• _EXCERPTED RECORDS_
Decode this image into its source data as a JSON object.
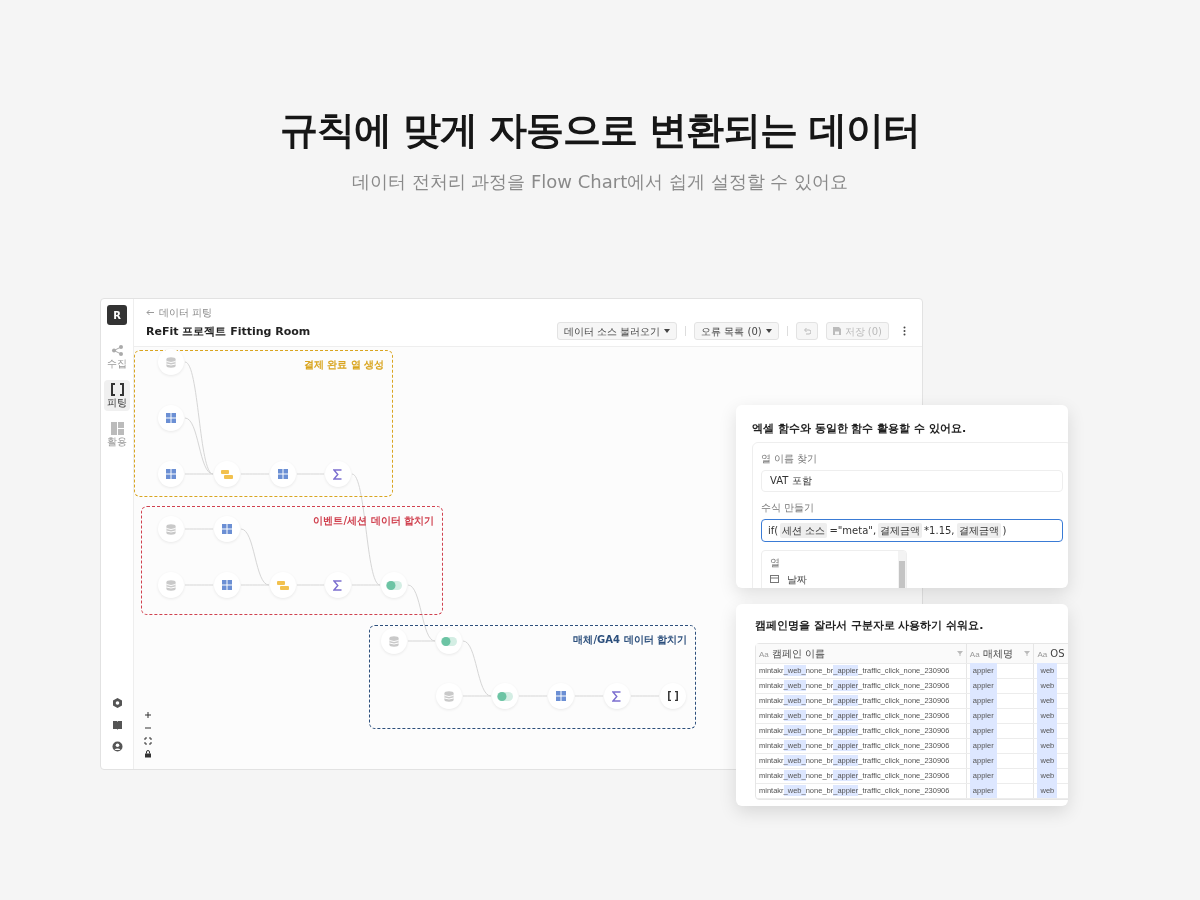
{
  "headline": "규칙에 맞게 자동으로 변환되는 데이터",
  "subtitle": "데이터 전처리 과정을 Flow Chart에서 쉽게 설정할 수 있어요",
  "app": {
    "logo": "R",
    "sidebar": [
      {
        "label": "수집",
        "kind": "share",
        "selected": false
      },
      {
        "label": "피팅",
        "kind": "brackets",
        "selected": true
      },
      {
        "label": "활용",
        "kind": "layout",
        "selected": false
      }
    ],
    "breadcrumb": "데이터 피팅",
    "title": "ReFit 프로젝트 Fitting Room",
    "toolbar": [
      {
        "kind": "dropdown",
        "label": "데이터 소스 불러오기",
        "disabled": false
      },
      {
        "kind": "dropdown",
        "label": "오류 목록 (0)",
        "disabled": false
      },
      {
        "kind": "undo",
        "disabled": true
      },
      {
        "kind": "save",
        "label": "저장 (0)",
        "disabled": true
      },
      {
        "kind": "more"
      }
    ],
    "groups": [
      {
        "title": "결제 완료 열 생성",
        "color": "#d9a520",
        "nodes": [
          {
            "kind": "db"
          },
          {
            "kind": "grid"
          },
          {
            "kind": "grid"
          },
          {
            "kind": "union"
          },
          {
            "kind": "grid"
          },
          {
            "kind": "sigma"
          }
        ]
      },
      {
        "title": "이벤트/세션 데이터 합치기",
        "color": "#d0414f",
        "nodes": [
          {
            "kind": "db"
          },
          {
            "kind": "grid"
          },
          {
            "kind": "db"
          },
          {
            "kind": "grid"
          },
          {
            "kind": "union"
          },
          {
            "kind": "sigma"
          },
          {
            "kind": "toggle"
          }
        ]
      },
      {
        "title": "매체/GA4 데이터 합치기",
        "color": "#2c4f7c",
        "nodes": [
          {
            "kind": "db"
          },
          {
            "kind": "toggle"
          },
          {
            "kind": "db"
          },
          {
            "kind": "toggle"
          },
          {
            "kind": "grid"
          },
          {
            "kind": "sigma"
          },
          {
            "kind": "brackets"
          }
        ]
      }
    ]
  },
  "formula_panel": {
    "heading": "엑셀 함수와 동일한 함수 활용할 수 있어요.",
    "name_label": "열 이름 찾기",
    "name_value": "VAT 포함",
    "formula_label": "수식 만들기",
    "formula": [
      {
        "kind": "text",
        "text": "if("
      },
      {
        "kind": "chip",
        "text": "세션 소스"
      },
      {
        "kind": "text",
        "text": "=\"meta\","
      },
      {
        "kind": "chip",
        "text": "결제금액"
      },
      {
        "kind": "text",
        "text": "*1.15,"
      },
      {
        "kind": "chip",
        "text": "결제금액"
      },
      {
        "kind": "text",
        "text": ")"
      }
    ],
    "list_header": "열",
    "list_items": [
      "날짜"
    ]
  },
  "table_panel": {
    "heading": "캠페인명을 잘라서 구분자로 사용하기 쉬워요.",
    "columns": [
      {
        "type_label": "Aa",
        "label": "캠페인 이름",
        "filter": true
      },
      {
        "type_label": "Aa",
        "label": "매체명",
        "filter": true
      },
      {
        "type_label": "Aa",
        "label": "OS"
      }
    ],
    "rows": [
      {
        "campaign": [
          {
            "text": "mintakr",
            "highlighted": false
          },
          {
            "text": "_web_",
            "highlighted": true
          },
          {
            "text": "none_br",
            "highlighted": false
          },
          {
            "text": "_appier",
            "highlighted": true
          },
          {
            "text": "_traffic_click_none_230906",
            "highlighted": false
          }
        ],
        "media": {
          "text": "appier",
          "highlighted": true
        },
        "os": {
          "text": "web",
          "highlighted": true
        }
      },
      {
        "campaign": [
          {
            "text": "mintakr",
            "highlighted": false
          },
          {
            "text": "_web_",
            "highlighted": true
          },
          {
            "text": "none_br",
            "highlighted": false
          },
          {
            "text": "_appier",
            "highlighted": true
          },
          {
            "text": "_traffic_click_none_230906",
            "highlighted": false
          }
        ],
        "media": {
          "text": "appier",
          "highlighted": true
        },
        "os": {
          "text": "web",
          "highlighted": true
        }
      },
      {
        "campaign": [
          {
            "text": "mintakr",
            "highlighted": false
          },
          {
            "text": "_web_",
            "highlighted": true
          },
          {
            "text": "none_br",
            "highlighted": false
          },
          {
            "text": "_appier",
            "highlighted": true
          },
          {
            "text": "_traffic_click_none_230906",
            "highlighted": false
          }
        ],
        "media": {
          "text": "appier",
          "highlighted": true
        },
        "os": {
          "text": "web",
          "highlighted": true
        }
      },
      {
        "campaign": [
          {
            "text": "mintakr",
            "highlighted": false
          },
          {
            "text": "_web_",
            "highlighted": true
          },
          {
            "text": "none_br",
            "highlighted": false
          },
          {
            "text": "_appier",
            "highlighted": true
          },
          {
            "text": "_traffic_click_none_230906",
            "highlighted": false
          }
        ],
        "media": {
          "text": "appier",
          "highlighted": true
        },
        "os": {
          "text": "web",
          "highlighted": true
        }
      },
      {
        "campaign": [
          {
            "text": "mintakr",
            "highlighted": false
          },
          {
            "text": "_web_",
            "highlighted": true
          },
          {
            "text": "none_br",
            "highlighted": false
          },
          {
            "text": "_appier",
            "highlighted": true
          },
          {
            "text": "_traffic_click_none_230906",
            "highlighted": false
          }
        ],
        "media": {
          "text": "appier",
          "highlighted": true
        },
        "os": {
          "text": "web",
          "highlighted": true
        }
      },
      {
        "campaign": [
          {
            "text": "mintakr",
            "highlighted": false
          },
          {
            "text": "_web_",
            "highlighted": true
          },
          {
            "text": "none_br",
            "highlighted": false
          },
          {
            "text": "_appier",
            "highlighted": true
          },
          {
            "text": "_traffic_click_none_230906",
            "highlighted": false
          }
        ],
        "media": {
          "text": "appier",
          "highlighted": true
        },
        "os": {
          "text": "web",
          "highlighted": true
        }
      },
      {
        "campaign": [
          {
            "text": "mintakr",
            "highlighted": false
          },
          {
            "text": "_web_",
            "highlighted": true
          },
          {
            "text": "none_br",
            "highlighted": false
          },
          {
            "text": "_appier",
            "highlighted": true
          },
          {
            "text": "_traffic_click_none_230906",
            "highlighted": false
          }
        ],
        "media": {
          "text": "appier",
          "highlighted": true
        },
        "os": {
          "text": "web",
          "highlighted": true
        }
      },
      {
        "campaign": [
          {
            "text": "mintakr",
            "highlighted": false
          },
          {
            "text": "_web_",
            "highlighted": true
          },
          {
            "text": "none_br",
            "highlighted": false
          },
          {
            "text": "_appier",
            "highlighted": true
          },
          {
            "text": "_traffic_click_none_230906",
            "highlighted": false
          }
        ],
        "media": {
          "text": "appier",
          "highlighted": true
        },
        "os": {
          "text": "web",
          "highlighted": true
        }
      },
      {
        "campaign": [
          {
            "text": "mintakr",
            "highlighted": false
          },
          {
            "text": "_web_",
            "highlighted": true
          },
          {
            "text": "none_br",
            "highlighted": false
          },
          {
            "text": "_appier",
            "highlighted": true
          },
          {
            "text": "_traffic_click_none_230906",
            "highlighted": false
          }
        ],
        "media": {
          "text": "appier",
          "highlighted": true
        },
        "os": {
          "text": "web",
          "highlighted": true
        }
      }
    ]
  }
}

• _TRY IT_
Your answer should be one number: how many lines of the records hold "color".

• _ANSWER_
3